By Doris Atwijukire
Recently, the media has been awash with news about government officials being implicated in billions of shillings Land scams by the Land probe. Among those implicated include; the Uganda Land Commission (ULC) officials, Districts Land Board officials, Registrars of titles, Police and Resident District Commissioners (RDCs).
The most recent story was where the ULC officials are reportedly to have colluded with fake claimants who presented fictitious documents, including letters of administration and powers of attorney, to claim billions of shillings in Kibaale district.
Other land frauds that have been reported by the media in a period of less than a month now include; reported Shs16 billion Land scam involving lawyers and senior officials at ULC.
These were accused of fraudulently acquiring more than Shs16 billion meant to compensate 20 claimants from land Fund. Reported Shs1.8 billion land fraud involving former registrar of titles, Mukono regarding irregular issuance of land titles. A land scam involving the former chairperson Kibaale District Land Board, Mr. George William Bigirwa. He confessed that during his tenure as Land Board Chair, he processed titles for Land measuring more than 600 acres, valued at Shs1.5 billion and was paid part of the money from Land Fund among others.
Most complaints made to the Commission of inquiry in to land matters originate from failures, weaknesses and corruption in the land administration and management system, and deliberate circumventing of and noncompliance with due process.
They include; cases of land grabbing, forgery of titles, overlapping land rights, ‘missing documents', bribery through request for ‘fuel money' to conduct site visits, unofficial payments without receipts, exclusive use of brokers in order to get services and favoritism, access to services by brokers after office hours and using unconventional means such as transacting via windows which all are indications of questionable integrity levels in land administration.
As Ugandans we applaud the media for being vigilant and outspoken in exposing corruption in the land sector and showcasing impactful ways of resisting corruption. Also, we applaud the Land Commission of inquiry for expeditiously and transparently addressed the various corruption allegations of land officials that have made the news since it commenced operations.
The land fraud incidences have had an effect on the cost of transaction and the time of getting Land services. It has also undermined and eroded security of tenure for land owners, subjecting them to further marginalization, as their land is grabbed by the government officials and wealthy individuals who through manipulation of the land administration institutions acquire titles resulting into evictions and destruction of property among others.

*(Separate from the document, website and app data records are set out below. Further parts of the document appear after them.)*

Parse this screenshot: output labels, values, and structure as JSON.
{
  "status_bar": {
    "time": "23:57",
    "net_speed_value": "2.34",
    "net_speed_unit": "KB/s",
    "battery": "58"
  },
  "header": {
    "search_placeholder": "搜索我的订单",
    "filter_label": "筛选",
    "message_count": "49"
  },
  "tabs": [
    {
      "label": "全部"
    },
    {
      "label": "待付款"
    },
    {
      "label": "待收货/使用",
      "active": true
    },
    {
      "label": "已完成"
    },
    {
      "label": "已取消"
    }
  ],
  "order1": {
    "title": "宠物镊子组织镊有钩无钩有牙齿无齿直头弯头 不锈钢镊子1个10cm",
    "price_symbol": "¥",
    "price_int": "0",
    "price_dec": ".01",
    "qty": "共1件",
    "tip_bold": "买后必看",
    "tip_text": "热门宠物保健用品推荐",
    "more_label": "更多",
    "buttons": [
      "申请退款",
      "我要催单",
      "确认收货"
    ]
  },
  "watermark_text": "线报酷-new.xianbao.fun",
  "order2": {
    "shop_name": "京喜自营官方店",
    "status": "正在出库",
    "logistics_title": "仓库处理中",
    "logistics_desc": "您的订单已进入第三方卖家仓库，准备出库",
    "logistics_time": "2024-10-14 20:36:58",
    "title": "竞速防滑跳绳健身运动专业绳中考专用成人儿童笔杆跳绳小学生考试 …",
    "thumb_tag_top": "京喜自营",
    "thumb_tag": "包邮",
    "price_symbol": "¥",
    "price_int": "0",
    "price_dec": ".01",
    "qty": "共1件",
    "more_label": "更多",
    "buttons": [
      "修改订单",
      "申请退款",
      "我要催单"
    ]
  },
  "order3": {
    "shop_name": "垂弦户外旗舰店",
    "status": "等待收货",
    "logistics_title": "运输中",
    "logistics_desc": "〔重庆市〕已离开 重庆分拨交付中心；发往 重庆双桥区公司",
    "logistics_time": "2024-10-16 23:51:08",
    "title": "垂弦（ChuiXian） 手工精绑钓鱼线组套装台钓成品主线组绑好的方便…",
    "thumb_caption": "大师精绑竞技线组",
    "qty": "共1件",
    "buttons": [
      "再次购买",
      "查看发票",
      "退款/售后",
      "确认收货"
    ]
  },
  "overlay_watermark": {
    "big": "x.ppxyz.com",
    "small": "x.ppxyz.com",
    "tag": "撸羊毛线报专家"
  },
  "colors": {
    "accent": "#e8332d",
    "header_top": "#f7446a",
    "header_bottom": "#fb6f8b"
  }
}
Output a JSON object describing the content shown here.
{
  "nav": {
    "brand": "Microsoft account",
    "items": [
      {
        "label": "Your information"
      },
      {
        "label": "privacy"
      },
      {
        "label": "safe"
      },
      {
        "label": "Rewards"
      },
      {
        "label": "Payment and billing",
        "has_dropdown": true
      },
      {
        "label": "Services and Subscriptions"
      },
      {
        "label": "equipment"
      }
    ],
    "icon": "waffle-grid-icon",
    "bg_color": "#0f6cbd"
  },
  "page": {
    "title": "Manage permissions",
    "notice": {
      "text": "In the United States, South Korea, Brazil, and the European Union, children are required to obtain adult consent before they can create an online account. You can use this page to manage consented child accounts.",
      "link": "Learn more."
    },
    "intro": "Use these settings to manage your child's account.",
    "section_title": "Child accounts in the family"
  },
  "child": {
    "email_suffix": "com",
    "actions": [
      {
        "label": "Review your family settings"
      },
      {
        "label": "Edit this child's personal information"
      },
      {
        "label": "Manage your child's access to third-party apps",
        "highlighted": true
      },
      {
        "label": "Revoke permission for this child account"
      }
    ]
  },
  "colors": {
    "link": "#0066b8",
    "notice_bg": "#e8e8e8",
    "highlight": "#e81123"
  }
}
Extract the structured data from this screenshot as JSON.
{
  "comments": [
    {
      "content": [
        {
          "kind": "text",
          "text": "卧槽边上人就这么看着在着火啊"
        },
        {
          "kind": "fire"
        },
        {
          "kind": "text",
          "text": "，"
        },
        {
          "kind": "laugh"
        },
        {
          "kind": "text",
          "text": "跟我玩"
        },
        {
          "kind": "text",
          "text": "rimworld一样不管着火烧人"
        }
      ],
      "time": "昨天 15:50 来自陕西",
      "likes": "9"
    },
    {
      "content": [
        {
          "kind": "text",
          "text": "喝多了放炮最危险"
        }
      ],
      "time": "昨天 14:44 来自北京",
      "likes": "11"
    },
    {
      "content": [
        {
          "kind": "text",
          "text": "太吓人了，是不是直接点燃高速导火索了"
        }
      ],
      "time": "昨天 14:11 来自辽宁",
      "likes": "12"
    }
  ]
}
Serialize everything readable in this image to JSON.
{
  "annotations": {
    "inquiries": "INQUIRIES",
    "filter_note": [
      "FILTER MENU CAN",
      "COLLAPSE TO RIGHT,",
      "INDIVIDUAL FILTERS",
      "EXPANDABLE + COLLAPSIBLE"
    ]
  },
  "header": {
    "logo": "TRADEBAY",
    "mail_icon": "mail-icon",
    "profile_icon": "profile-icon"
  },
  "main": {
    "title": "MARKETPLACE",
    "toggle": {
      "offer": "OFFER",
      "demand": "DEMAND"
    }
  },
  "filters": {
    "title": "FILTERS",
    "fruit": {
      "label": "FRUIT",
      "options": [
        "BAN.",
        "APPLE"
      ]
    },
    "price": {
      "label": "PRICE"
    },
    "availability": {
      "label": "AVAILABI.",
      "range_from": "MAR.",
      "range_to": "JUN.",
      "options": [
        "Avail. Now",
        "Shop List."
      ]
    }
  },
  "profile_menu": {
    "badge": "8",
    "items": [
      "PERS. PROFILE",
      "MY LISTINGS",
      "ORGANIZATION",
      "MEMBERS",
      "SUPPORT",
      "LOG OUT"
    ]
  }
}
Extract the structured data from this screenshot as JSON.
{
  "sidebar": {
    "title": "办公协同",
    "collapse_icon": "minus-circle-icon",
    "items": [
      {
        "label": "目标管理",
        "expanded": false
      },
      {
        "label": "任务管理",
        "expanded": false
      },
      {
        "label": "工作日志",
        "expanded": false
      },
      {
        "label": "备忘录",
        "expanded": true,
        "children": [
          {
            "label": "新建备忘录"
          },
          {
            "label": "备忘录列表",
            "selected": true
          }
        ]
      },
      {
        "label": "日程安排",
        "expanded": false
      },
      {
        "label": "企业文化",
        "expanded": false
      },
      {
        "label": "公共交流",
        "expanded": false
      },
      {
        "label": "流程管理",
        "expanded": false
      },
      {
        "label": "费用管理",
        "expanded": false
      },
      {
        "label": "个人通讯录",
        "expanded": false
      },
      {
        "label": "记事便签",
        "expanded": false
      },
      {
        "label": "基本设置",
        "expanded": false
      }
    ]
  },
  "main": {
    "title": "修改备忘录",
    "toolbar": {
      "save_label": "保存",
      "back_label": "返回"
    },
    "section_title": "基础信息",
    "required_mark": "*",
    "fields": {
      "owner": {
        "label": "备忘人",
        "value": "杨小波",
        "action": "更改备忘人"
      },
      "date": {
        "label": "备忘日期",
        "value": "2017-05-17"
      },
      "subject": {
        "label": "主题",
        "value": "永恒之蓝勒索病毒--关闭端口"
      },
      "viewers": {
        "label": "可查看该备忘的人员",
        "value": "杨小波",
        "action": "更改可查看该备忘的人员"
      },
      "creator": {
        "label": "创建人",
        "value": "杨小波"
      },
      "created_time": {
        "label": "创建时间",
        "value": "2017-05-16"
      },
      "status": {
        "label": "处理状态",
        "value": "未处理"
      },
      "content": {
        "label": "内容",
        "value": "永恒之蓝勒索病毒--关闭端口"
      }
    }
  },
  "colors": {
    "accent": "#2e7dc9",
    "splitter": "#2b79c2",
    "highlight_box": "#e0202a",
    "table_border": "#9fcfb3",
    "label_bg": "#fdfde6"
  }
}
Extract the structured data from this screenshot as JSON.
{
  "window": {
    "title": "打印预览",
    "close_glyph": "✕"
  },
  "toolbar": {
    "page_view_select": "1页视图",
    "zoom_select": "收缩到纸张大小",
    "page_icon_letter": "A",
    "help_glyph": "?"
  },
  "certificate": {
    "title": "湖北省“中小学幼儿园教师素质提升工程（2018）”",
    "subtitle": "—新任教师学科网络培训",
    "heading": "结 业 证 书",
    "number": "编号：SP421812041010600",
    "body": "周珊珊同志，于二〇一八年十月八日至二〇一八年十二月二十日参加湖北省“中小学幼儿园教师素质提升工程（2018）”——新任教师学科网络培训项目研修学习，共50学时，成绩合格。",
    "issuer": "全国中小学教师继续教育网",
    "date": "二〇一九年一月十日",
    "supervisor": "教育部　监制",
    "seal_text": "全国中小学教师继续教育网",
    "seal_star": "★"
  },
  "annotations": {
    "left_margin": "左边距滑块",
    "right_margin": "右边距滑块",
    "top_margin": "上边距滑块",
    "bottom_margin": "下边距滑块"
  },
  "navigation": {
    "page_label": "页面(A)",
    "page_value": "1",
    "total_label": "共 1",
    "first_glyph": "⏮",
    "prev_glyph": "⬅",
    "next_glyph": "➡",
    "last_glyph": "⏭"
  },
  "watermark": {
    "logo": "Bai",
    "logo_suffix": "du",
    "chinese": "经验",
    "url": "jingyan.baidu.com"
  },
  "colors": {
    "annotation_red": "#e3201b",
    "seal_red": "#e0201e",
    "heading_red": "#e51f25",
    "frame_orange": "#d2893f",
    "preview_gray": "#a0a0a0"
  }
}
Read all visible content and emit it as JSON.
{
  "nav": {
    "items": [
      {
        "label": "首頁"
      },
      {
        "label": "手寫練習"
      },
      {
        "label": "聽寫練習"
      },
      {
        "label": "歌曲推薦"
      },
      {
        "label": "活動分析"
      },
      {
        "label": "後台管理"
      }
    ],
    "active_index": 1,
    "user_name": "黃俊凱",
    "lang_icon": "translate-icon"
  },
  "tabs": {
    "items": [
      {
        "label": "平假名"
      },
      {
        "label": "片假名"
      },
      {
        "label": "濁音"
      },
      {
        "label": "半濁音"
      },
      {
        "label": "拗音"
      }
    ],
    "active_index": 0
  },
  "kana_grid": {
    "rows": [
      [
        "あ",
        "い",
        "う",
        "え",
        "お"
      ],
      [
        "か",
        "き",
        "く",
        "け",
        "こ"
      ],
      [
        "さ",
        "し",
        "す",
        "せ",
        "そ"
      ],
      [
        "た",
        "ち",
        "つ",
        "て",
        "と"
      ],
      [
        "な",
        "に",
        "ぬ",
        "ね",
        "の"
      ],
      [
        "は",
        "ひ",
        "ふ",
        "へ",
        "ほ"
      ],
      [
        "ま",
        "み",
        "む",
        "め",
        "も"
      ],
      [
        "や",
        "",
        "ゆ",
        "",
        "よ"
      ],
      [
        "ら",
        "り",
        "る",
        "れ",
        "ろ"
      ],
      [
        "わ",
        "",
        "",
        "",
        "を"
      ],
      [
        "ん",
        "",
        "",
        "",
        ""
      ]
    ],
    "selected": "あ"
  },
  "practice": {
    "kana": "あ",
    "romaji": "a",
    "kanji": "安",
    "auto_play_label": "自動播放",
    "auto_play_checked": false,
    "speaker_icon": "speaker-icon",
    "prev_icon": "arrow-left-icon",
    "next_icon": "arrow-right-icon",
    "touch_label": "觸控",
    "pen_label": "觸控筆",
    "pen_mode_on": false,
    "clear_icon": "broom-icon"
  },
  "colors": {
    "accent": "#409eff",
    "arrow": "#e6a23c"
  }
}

It's so absurd that the institutions such as District Land Boards and Uganda Land Commission, the organs legally mandated to protect people's land rights are the very ones in the face of such illegalities.
In the case to issuance of multiple titles for example on customary tenure, ordinarily, when an individual applies for a new title over formally unregistered land, he or she fills in an application form, which includes among others details about the person, the area of the land and the purpose for the use of the land.
The form is then submitted to the area land committee which then inspects the area to ensure that the land in question is not in dispute and also gets the neighbours to the land to confirm that the applicant indeed owns the land. The confirmation is done by signing on the form. The land is then advertised by the committee by pinning a notice on the notice board and in the newspapers for two weeks.
When there is no claim to the land after the notice period, the committee writes a report which is then submitted to the District Land Board. The Board mandates the applicant to make a survey of the land so as to set boundaries. The land Board then makes an offer to the applicant and after payment of requisite fees, a certificate of ownership is processed and given to the applicant; the area land committee, district land board, local council officials, neighbours are all actors in the process.
It therefore remains inexplicable that one can apply for a new title over a vast piece of land, and goes through the entire process and acquires title to land that is occupied by hundreds of households without the knowledge of the community.
Similarly, there is clear a procedure a land owner goes through to claim compensation from Uganda Land Fund under Uganda Land Commission. Then, the question is how does a whole institution like Uganda Land Commission fail to determine the rightful owner of the land and instead compensate the fake claimants and people who are already dead?
The land administration institutions need to be closely supervised and monitored to keep them on check and ensure integrity is upheld at all times. Also, Civil Society Organizations including media and religious bodies must play a fundamental role in holding public land officers to account and informing and educating the greater public of the ways in which to protect their land rights.
Government should thoroughly get to the bottom of the Land fraud matters, apply the rule of law and deal with the culprits as the laws of the country demand. This will contribute to restoring public confidence in the Land sector and the ability of institutions of state to fight corruption and protect citizen rights.
The writer is works with the Civic Response on Environment and Development (CRED)